Dr Cyrille Dunant, based in the UK FIRES project at the University of Cambridge, pondered this problem: “People have always known you could recycle cement. In principle: it’s got all the right ingredients to make cement ! But there is no cement to recycle, only concrete, which is 80% rock and only 20% cement.

A decade before, during my PhD, I had separated paste and aggregates, and it had been pretty easy – involving manual labour and a microwave. And a number of initiatives showed promising avenues. Conversations with CDW processors speed the expertise existed at the industrial scale, but there was no commercial value in the cement powder.

But this is still no solution: when reclinkering cement, the result is a lower grade, high belite cement, because there is not quite enough calcium for the process. And anyway, a flame and associated emissions are still required.

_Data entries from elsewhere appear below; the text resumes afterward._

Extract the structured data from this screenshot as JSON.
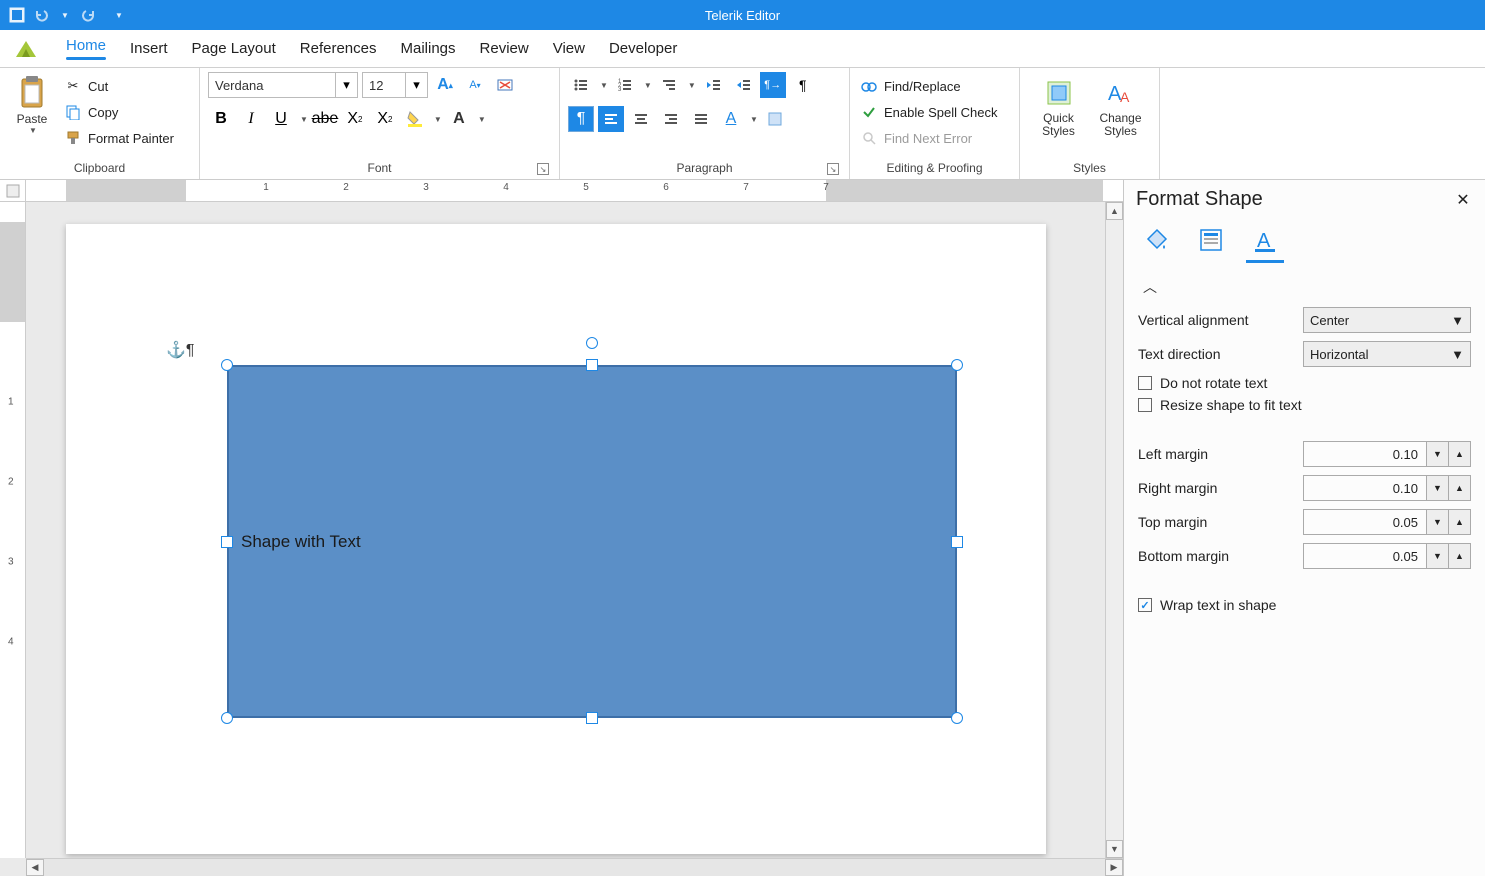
{
  "app": {
    "title": "Telerik Editor"
  },
  "tabs": {
    "home": "Home",
    "insert": "Insert",
    "page_layout": "Page Layout",
    "references": "References",
    "mailings": "Mailings",
    "review": "Review",
    "view": "View",
    "developer": "Developer"
  },
  "ribbon": {
    "clipboard": {
      "label": "Clipboard",
      "paste": "Paste",
      "cut": "Cut",
      "copy": "Copy",
      "format_painter": "Format Painter"
    },
    "font": {
      "label": "Font",
      "family": "Verdana",
      "size": "12"
    },
    "paragraph": {
      "label": "Paragraph"
    },
    "proofing": {
      "label": "Editing & Proofing",
      "find_replace": "Find/Replace",
      "spell_check": "Enable Spell Check",
      "find_next": "Find Next Error"
    },
    "styles": {
      "label": "Styles",
      "quick": "Quick\nStyles",
      "change": "Change\nStyles"
    }
  },
  "document": {
    "shape_text": "Shape with Text"
  },
  "panel": {
    "title": "Format Shape",
    "vertical_alignment_label": "Vertical alignment",
    "vertical_alignment_value": "Center",
    "text_direction_label": "Text direction",
    "text_direction_value": "Horizontal",
    "do_not_rotate": "Do not rotate text",
    "resize_to_fit": "Resize shape to fit text",
    "left_margin_label": "Left margin",
    "left_margin_value": "0.10",
    "right_margin_label": "Right margin",
    "right_margin_value": "0.10",
    "top_margin_label": "Top margin",
    "top_margin_value": "0.05",
    "bottom_margin_label": "Bottom margin",
    "bottom_margin_value": "0.05",
    "wrap_text": "Wrap text in shape"
  }
}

But reading articles on steel recycling (an electric processes involving no combustion), I noticed the reported slag compositions were very close to cement. In fact, some papers even reported Alite, the main component of Portland cement in EAF slags. Perhaps the higher temperature and the presence of large amount of molten steel would solve the clinkering problem?

The first experiments showed paste could be reclinkered, but this yielded only Belite, Alite’s less reactive cousin. However, applying the empirical recipes of the cement industry, the experiments was run again, with added lime. In principle, this should not have worked: the system would be too lime rich.

But lo and behold, Portland cement was produced, with no more energy than required for the steel recycling. A second trial with another cement produced the same results. The slag, ground and blended with calcium sulphate behaved like a Portland cement setting and gaining strength, as hoped.

There is still a road ahead, understanding the new clinkering process, and making paste separation into an industry. But cement is now a recyclable material.”